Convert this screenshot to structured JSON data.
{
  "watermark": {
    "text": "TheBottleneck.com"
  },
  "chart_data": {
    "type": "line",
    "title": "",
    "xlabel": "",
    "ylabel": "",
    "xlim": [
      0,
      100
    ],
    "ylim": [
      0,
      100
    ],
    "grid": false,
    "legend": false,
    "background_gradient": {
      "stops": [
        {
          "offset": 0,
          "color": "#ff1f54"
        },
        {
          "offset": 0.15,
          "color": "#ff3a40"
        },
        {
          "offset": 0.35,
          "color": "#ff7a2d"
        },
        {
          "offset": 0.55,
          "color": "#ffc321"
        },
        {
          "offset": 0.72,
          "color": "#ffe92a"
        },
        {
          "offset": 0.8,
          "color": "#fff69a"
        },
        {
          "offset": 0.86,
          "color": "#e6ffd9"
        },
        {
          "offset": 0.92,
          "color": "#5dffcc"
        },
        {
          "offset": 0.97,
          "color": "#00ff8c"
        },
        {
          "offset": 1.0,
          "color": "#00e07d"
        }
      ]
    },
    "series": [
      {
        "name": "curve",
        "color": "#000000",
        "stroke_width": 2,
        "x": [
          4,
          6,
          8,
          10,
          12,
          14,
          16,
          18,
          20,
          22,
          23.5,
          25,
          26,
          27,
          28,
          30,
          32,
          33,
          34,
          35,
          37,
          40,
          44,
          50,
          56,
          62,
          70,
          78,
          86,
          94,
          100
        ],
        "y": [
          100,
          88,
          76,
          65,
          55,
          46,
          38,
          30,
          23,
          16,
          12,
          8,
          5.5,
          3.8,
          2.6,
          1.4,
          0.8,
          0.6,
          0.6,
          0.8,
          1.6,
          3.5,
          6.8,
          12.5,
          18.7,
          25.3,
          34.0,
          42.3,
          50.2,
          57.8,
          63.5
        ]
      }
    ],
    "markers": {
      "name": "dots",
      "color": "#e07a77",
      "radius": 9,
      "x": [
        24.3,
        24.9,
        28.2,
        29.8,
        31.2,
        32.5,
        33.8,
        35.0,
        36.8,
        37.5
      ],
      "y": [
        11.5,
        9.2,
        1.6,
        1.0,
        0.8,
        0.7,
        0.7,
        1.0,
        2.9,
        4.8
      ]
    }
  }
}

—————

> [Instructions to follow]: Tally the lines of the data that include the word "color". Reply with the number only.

> [Task output]: 12